Wherever the string "JSON" appears in the records, return the line that holds it.
** Opening Data listing block **
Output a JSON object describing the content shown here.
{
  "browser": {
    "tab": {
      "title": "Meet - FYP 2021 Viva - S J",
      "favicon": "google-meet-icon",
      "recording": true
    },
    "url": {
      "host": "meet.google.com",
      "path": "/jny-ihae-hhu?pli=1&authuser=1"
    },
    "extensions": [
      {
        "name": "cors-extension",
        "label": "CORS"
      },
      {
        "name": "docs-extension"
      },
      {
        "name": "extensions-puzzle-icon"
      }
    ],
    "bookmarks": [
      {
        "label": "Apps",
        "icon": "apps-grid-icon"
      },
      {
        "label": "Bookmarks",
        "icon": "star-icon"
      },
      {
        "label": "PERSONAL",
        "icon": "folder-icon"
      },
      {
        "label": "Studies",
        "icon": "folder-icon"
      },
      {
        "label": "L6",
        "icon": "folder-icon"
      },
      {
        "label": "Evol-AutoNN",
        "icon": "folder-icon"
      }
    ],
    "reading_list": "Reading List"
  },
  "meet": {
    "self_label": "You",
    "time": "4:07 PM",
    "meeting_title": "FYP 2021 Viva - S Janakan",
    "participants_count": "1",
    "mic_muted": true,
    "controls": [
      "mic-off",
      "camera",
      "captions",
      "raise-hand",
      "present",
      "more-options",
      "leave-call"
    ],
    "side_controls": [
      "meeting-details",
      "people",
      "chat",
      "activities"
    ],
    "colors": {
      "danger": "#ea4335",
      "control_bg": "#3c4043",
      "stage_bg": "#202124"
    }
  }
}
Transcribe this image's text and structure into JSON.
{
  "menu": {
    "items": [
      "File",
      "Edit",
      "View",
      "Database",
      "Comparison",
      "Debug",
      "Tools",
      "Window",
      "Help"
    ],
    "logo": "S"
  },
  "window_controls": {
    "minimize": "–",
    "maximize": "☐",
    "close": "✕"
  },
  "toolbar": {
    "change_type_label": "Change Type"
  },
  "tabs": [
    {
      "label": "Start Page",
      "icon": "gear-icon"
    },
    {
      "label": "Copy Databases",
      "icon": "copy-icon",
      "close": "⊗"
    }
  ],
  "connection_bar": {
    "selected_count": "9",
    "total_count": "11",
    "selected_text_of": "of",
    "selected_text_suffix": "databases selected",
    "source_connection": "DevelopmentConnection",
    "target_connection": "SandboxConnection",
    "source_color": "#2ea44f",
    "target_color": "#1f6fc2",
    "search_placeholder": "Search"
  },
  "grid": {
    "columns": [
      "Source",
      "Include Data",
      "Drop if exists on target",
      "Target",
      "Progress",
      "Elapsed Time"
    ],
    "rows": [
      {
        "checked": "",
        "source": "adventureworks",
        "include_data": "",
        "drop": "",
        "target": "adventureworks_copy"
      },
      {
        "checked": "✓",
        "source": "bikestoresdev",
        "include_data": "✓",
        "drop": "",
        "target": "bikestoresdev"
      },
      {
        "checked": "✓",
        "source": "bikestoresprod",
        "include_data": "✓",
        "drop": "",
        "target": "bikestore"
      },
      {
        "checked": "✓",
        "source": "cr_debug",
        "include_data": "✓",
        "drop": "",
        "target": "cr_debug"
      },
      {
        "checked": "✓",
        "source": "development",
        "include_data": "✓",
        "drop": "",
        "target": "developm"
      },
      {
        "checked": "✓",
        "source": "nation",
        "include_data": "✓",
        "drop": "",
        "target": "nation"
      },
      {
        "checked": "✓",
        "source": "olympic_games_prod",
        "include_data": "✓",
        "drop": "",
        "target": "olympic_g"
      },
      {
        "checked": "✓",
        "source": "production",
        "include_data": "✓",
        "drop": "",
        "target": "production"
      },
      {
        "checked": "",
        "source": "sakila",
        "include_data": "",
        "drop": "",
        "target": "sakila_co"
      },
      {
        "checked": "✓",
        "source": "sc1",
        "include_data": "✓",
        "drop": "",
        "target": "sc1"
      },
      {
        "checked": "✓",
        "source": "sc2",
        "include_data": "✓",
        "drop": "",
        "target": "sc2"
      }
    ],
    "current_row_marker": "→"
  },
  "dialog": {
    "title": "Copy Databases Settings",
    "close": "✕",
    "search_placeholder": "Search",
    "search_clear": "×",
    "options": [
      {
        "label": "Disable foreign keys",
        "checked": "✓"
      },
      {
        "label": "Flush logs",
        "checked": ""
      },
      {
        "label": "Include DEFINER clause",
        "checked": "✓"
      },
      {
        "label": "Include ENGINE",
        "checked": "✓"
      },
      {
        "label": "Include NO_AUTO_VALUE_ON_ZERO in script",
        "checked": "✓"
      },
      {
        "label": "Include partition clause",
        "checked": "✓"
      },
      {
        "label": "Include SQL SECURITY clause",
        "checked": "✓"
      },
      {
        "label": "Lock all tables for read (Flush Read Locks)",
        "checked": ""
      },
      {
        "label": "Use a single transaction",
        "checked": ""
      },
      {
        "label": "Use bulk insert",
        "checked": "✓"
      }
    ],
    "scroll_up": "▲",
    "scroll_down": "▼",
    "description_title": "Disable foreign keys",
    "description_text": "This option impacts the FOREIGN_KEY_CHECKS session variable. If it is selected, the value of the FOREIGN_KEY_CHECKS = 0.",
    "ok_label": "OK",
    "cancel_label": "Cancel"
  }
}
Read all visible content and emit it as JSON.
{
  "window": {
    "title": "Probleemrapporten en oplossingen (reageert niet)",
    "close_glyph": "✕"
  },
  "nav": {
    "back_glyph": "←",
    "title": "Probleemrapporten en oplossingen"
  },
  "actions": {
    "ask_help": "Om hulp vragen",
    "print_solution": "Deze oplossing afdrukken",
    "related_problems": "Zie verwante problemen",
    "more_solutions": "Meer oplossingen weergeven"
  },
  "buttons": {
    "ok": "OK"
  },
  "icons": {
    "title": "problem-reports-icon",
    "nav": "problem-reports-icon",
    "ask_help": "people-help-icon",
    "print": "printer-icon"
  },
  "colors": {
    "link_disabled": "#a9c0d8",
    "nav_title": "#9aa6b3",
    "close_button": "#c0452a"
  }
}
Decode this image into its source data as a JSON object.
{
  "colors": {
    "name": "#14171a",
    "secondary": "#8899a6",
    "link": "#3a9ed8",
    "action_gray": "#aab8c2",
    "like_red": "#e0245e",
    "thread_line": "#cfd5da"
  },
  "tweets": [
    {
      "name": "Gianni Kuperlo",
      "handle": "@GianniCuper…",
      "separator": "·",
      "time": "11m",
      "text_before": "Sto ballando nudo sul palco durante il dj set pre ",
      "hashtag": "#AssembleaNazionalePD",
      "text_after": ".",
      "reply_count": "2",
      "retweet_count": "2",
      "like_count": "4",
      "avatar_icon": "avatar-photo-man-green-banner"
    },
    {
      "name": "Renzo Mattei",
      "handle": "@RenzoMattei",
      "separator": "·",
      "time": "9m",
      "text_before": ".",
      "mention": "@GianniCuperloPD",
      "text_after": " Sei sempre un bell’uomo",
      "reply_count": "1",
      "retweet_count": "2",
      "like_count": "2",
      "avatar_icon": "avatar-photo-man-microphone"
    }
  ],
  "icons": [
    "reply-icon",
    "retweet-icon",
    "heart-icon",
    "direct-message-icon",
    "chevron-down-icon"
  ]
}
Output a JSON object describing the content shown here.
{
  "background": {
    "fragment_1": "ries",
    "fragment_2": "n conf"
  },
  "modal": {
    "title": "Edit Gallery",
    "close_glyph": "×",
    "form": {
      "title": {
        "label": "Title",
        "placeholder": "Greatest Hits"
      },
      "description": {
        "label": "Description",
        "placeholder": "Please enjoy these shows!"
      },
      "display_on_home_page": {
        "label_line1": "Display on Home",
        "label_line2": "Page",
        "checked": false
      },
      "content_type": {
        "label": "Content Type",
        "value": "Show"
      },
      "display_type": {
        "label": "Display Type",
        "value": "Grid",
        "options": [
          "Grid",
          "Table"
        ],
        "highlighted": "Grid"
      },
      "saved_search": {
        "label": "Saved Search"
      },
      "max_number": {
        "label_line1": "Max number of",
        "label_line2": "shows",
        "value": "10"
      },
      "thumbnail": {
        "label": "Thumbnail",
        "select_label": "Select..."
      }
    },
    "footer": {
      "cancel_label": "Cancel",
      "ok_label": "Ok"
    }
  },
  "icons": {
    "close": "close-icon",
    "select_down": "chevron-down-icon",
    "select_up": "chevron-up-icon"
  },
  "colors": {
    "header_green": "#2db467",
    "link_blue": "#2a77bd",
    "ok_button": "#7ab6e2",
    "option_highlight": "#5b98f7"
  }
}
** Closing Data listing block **
● Solution to this exercise:
Output a JSON object describing the content shown here.
Transcribe this image's text and structure into JSON.
Read all visible content and emit it as JSON.
Decode this image into its source data as a JSON object.
Output a JSON object describing the content shown here.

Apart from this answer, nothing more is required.